Although usually ignored by neo-Darwinists, Darwin's hint about the supernatural origins of life is actually a critical aspect of his framework of analysis. Throughout the Origin, he usually contrasts his account not with that of other evolutionists such as Lamarck or Chambers, but with that of someone we would now call a "special creationist." The position of Darwin's hypothetical creationist is the dialectical opposite of that endorsed in the Origin.The Origin's creationist would seem in fact to be a younger less sophisticated version of Darwin himself. In the introduction to the Origin, Darwin tells us he used to believe that "each species has been independently created" (p. 6). While the Darwin of the Origin believes all life is united by its common ancestor, his creationist rejects the unity of life. Darwin believes "all living and extinct forms can be grouped together in one great system" (p. 433), but his creationist believes each form is special and unique. Darwin accounts for the diversity of life as the result of natural selection acting on existing variation; his creationist accounts for it as the result of God creating the progenitors of the varieties of organisms.Whereas Darwin believes life came into being only once, his creationist believes "that at innumerable periods in the earth's history certain elemental atoms have been commanded suddenly to flash into living tissues" (p. 483).

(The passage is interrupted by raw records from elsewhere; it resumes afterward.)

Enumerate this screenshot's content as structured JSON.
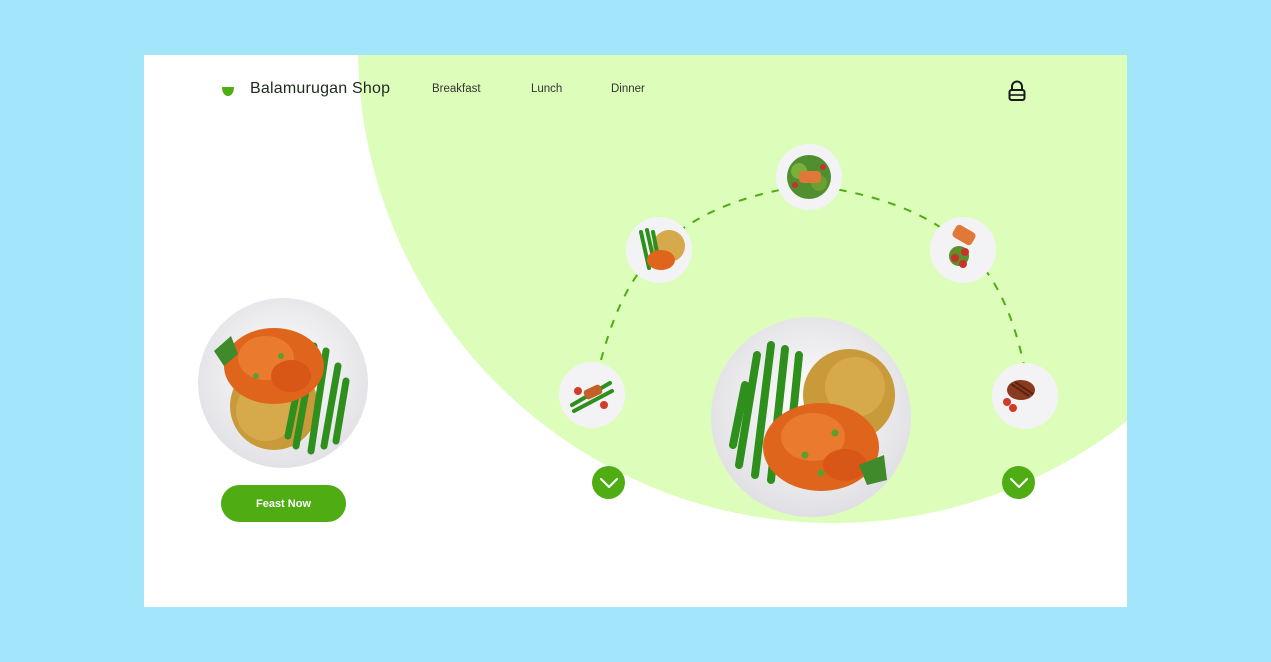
{
  "header": {
    "brand": "Balamurugan Shop",
    "nav": [
      "Breakfast",
      "Lunch",
      "Dinner"
    ]
  },
  "hero": {
    "cta_label": "Feast Now"
  },
  "icons": {
    "logo": "leaf-bowl-icon",
    "cart": "lock-icon",
    "prev": "chevron-down-icon",
    "next": "chevron-down-icon"
  },
  "colors": {
    "page_bg": "#a3e5fa",
    "card_bg": "#ffffff",
    "blob": "#ddfdbb",
    "accent": "#4fac13"
  }
}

And then this:
Owen claims that the special creationist and Darwin both ultimately rely on the action of God. Insofar as Darwin concludes the Origin with the Biblical phrasing, Darwin recognizes:"a direct creative act, something like that supernatural or miraculous one which, in the preceding page, he defines, as "˜certain elemental atoms which have been commanded suddenly to flash into living tissues'" (Owen 1860, p. 191). Darwin is no less a creationist than his dialectical rival merely because he limits God to one intervention. Indeed, Owen argues that in Darwin's theory, God's act of creation is even more miraculous. For it requires God, at that one moment, to impart to the progenitor the capacity to vary in such a way as to eventually result in the present organisms' "infinity of complications and their morphological results, which now try to the utmost the naturalist's faculties to comprehend and classify" (Owen 1860, p. 191). Darwin's theism requires God to have an incredible amount of foresight.